Launch of Rise means Ireland’s political left now has 15 groups and parties

Founder Paul Murphy been influenced by ground-up campaigns like water charges, Repeal

If ever there was a need for a new academic discipline it would be micropolitics. Its primary subject matter? Left-wing groupings in Ireland.

There are many socialist organisations, but the difference between them is not obvious to the untrained eye. It is only through years of hard labour and re-education in the field that a person will acquire the ability to recognise the nuances, arcane history, and not-quite-identical tactics that distinguish them.

The launch of Rise (Radical, Internationalist, Socialist and Environmentalist), a new left-wing group founded by former Socialist TD Paul Murphy, has brought to 15 the number of groups and parties on Ireland’s political left, including Sinn Féin, the Labour Party, the Social Democrats and the Green Party.

The old joke goes that the first item on the agenda for any left-wing party is the split, and there is ample evidence to bear that out in this State. Independents 4 Change, for example, had its origins in the departure of Clare Daly from the Socialist Party.


Murphy said Rise would act as a third arm of Solidarity-People Before Profit, which is made up of two distinct political parties, both Marxist and Trotskyist, and both close in many respects but destined never to join together.

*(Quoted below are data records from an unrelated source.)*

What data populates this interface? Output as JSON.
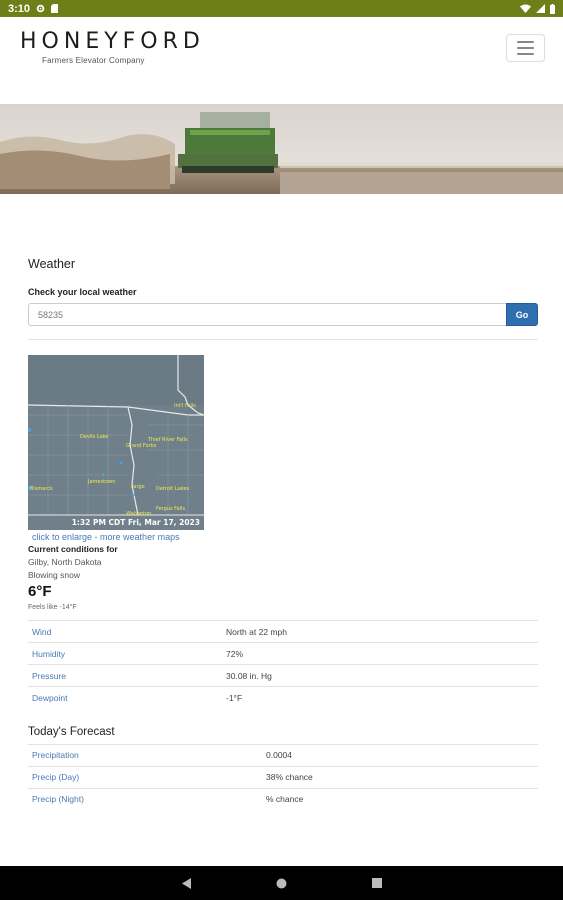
{
  "status_bar": {
    "time": "3:10"
  },
  "header": {
    "logo_text": "HONEYFORD",
    "logo_subtitle": "Farmers Elevator Company"
  },
  "weather": {
    "title": "Weather",
    "check_label": "Check your local weather",
    "zip_value": "58235",
    "go_label": "Go",
    "map": {
      "timestamp": "1:32 PM CDT Fri, Mar 17, 2023",
      "cities": [
        "Devils Lake",
        "Thief River Falls",
        "Grand Forks",
        "Jamestown",
        "Fargo",
        "Detroit Lakes",
        "Bismarck",
        "Fergus Falls",
        "Wahpeton",
        "Int'l Falls"
      ]
    },
    "link_enlarge": "click to enlarge",
    "link_more": "- more weather maps",
    "conditions_label": "Current conditions for",
    "location": "Gilby, North Dakota",
    "description": "Blowing snow",
    "temperature": "6°F",
    "feels_like": "Feels like -14°F",
    "conditions": [
      {
        "label": "Wind",
        "value": "North at 22 mph"
      },
      {
        "label": "Humidity",
        "value": "72%"
      },
      {
        "label": "Pressure",
        "value": "30.08 in. Hg"
      },
      {
        "label": "Dewpoint",
        "value": "-1°F"
      }
    ],
    "forecast_title": "Today's Forecast",
    "forecast": [
      {
        "label": "Precipitation",
        "value": "0.0004"
      },
      {
        "label": "Precip (Day)",
        "value": "38% chance"
      },
      {
        "label": "Precip (Night)",
        "value": "% chance"
      }
    ]
  },
  "colors": {
    "status_bar": "#6e7f1a",
    "link": "#4a79b5",
    "go_button": "#2f6fb0"
  }
}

People Before Profit, which has three TDs, is comprised of members of the Socialist Workers Network, which used to be the Socialist Workers Party. It was formed in 1971 from disparate radical left groups and is aligned to the International Socialist Tendency.

The Socialist Party was formerly a party of the militant tendency within the Labour Party in Ireland, and is affiliated to the hard-left Committee of Workers’ International, which is based in Britain.

Broader coalitions

For an outsider the easiest way to distinguish between the two parties is in their different views on Northern Ireland and Sinn Féin.

People Before Profit would be seen as more tolerant of republicanism, while Solidarity regards Sinn Féin as a sectarian party. Also, they have different positions on broader coalitions of the left, with the Socialist Party/Solidarity always strictly circumscribing its involvement.

These were among the grounds that led to Murphy and a small group of supporters leave the party to form Rise. Murphy has been influenced by the rise of Syriza and Podemos and ground-up campaigns like that against water charges and Repeal the Eighth.

Murphy sees potential for groups like his to join and influence wider parties such as Labour in Britain and Democratic Socialists of America. He is also open to co-operation with Sinn Féin and the Greens.

Indeed, Rise seems not too far removed from People Before Profit, which itself has called for a broad left movement. What separates them is not easily explainable to those outside the fold.